I have an approach to engagement developed over many different residencies where community engagement is a key part of the brief. Much of this has been developed through trial and error over quite varied projects with very diverse types of group. I have worked with scientists, astrologers, small towns and remote communities. i have worked in the health care systems both here with the NHS and some of our supported mental health art studios such as PROJECT ABILITY and its European equivalents, INUTI FOUNDATION in Sweden or KETTUKI and ITE in Finland. Each new experience and residency brings more understanding and more knowledge and ultimately adds to my engagement strategies and approaches. There is no tried and tested solution as each group or set of community stalwarts who agree to participate with me bring their own experiences and often complicated needs or ideas to the engagement. This often starts the process of personal relearning, adjusting my own expectations and ideas as we build relationships which have value for both the participants and for me. Every experience yields surprises and there are always unexpected twists and turns in the process.
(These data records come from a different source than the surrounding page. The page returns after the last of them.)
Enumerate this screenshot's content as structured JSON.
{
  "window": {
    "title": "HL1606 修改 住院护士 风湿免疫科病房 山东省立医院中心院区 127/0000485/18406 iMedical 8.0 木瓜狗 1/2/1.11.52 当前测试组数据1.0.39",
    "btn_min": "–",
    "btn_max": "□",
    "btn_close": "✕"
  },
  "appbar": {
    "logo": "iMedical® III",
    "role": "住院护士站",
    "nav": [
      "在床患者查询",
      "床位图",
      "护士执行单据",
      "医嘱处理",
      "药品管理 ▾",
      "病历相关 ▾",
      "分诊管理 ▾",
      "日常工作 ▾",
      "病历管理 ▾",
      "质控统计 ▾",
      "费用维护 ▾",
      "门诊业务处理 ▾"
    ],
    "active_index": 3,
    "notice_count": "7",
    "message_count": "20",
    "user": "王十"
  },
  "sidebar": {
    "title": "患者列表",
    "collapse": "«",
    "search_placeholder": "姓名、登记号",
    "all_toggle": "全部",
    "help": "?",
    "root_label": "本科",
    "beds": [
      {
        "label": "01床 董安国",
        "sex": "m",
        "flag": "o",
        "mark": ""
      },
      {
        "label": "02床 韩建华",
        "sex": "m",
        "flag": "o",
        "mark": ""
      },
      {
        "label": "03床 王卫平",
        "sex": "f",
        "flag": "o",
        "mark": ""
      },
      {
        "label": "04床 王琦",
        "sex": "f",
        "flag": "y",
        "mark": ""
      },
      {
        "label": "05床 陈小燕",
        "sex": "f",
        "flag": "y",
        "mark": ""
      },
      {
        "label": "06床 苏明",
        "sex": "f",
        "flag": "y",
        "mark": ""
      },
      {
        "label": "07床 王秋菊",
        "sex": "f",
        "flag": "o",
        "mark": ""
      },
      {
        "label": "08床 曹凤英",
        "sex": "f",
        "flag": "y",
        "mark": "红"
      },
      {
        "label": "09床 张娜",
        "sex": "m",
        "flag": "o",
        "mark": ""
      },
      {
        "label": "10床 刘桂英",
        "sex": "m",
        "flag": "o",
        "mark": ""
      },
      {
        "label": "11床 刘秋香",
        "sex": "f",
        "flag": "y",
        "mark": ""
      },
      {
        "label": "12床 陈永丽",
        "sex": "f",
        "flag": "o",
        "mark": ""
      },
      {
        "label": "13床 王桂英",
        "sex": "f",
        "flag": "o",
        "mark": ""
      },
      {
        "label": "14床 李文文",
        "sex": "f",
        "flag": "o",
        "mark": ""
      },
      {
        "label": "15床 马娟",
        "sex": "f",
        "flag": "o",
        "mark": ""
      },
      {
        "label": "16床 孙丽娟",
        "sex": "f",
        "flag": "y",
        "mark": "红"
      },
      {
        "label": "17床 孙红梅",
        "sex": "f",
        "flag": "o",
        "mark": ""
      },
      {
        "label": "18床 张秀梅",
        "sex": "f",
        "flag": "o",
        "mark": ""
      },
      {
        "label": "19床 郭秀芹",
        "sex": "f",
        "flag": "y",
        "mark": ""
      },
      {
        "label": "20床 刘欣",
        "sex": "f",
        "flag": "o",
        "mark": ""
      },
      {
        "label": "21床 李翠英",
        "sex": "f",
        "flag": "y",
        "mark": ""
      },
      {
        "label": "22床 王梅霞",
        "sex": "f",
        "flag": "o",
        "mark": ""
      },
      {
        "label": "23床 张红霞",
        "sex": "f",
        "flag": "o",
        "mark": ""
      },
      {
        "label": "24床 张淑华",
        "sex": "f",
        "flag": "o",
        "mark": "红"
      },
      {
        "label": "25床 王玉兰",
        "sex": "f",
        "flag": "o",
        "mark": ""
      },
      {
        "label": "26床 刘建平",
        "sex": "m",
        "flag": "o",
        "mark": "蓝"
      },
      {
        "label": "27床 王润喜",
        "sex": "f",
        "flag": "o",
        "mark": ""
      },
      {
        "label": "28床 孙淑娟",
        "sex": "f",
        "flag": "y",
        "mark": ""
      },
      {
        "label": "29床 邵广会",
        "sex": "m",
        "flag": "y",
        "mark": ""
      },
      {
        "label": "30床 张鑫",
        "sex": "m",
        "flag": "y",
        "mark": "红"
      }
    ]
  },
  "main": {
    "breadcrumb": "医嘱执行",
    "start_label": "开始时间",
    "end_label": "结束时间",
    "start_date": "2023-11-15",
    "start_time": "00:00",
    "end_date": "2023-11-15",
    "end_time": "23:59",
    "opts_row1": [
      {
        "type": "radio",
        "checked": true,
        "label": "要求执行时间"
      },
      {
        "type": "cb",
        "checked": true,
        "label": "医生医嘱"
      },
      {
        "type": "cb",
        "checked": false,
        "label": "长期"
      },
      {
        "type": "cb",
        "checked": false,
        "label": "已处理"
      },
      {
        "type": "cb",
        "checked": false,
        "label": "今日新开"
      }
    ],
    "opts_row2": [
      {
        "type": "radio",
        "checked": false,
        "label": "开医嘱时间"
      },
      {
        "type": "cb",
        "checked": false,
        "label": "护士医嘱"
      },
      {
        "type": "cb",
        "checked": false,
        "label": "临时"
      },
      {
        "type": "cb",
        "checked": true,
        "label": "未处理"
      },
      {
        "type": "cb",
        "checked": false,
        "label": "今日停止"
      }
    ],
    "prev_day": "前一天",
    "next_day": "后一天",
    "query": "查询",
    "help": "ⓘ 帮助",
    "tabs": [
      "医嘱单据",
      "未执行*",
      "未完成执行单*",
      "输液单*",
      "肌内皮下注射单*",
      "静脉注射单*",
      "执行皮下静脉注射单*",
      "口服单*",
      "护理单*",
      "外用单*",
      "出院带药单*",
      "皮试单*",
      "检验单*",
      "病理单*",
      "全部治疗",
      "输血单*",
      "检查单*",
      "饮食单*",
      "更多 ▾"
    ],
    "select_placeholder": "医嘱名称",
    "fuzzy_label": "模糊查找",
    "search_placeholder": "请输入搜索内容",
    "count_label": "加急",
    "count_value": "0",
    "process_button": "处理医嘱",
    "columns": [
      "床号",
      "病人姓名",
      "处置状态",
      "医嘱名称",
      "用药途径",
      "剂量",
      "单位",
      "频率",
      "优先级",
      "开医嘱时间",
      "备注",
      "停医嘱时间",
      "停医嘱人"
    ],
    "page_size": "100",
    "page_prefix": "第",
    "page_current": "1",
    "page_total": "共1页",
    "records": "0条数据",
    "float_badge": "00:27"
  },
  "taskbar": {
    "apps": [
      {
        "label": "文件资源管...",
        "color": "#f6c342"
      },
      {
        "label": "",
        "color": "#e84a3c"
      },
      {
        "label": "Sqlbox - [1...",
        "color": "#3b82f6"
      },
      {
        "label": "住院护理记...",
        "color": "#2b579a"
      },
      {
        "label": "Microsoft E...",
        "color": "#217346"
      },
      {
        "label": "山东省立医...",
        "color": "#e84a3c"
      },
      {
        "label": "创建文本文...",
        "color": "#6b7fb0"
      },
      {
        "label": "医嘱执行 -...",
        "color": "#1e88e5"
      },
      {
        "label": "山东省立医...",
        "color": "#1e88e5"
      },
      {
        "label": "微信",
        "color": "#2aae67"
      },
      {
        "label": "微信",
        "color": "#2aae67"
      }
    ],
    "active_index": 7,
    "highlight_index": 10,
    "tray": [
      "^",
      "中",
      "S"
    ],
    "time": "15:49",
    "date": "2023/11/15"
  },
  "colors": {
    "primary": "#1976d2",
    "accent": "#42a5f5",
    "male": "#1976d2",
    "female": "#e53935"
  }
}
With that in mind I set out my engagement strategy here as a model I use to anchor myself and to begin every new residency.
Demystifying arts engagement with participants by showing rather than explaining the role of the artist in engagement. It takes time to develop trust with busy people already stressed by their personal situations made all the more difficult by our continuing experience of Covid 19. Start with individuals and small groups and work on the ripple effect this generates by word of mouth.
CREATING A SAFE SPACE
Part of building trust is defining a safe place to work together. This is both a physical and psychological idea of space. Initially defining a neutral space where hierarchies are put aside, such as a shared walk in a favourite place then moving into more studio-based activities or spaces once trust is established.
Project collaborations utilizing creative individual’s potential. Find the individuals who have time on their hands or organisations who are underfunded and overworked. Then recognising and encouraging latent creativity, identifying cultural dynamos. Explaining through demonstrating the role of artist as critical thinker to project management groups you might be involved with is often just as important .
EMPOWERMENT / COLLABORATION
Allow your individual participants and groups to define their own culture. Develop projects around small group interests harnessing enthusiasm and mentoring creative individuals. Give people something they need first then push more experimental projects forward built on any trust developed. Give away creative direction but not creative control.
Building networks. Online and in real life. Find partners in the community who want to help and have the will, manpower or funding This is especially important when people are not willing to engage. Bring people together, facilitate future projects. Encourage collaborations. (Many new collaborations can be discovered through frustration due to organisations or groups disinterest or worse still management interference derailing engagement strategies).
Build conversations in around the projects legacy from the start – have a realistic set of ongoing goals and discuss this throughout the project so at the end of the engagement the participants are not left hanging or abandoned with no way forward.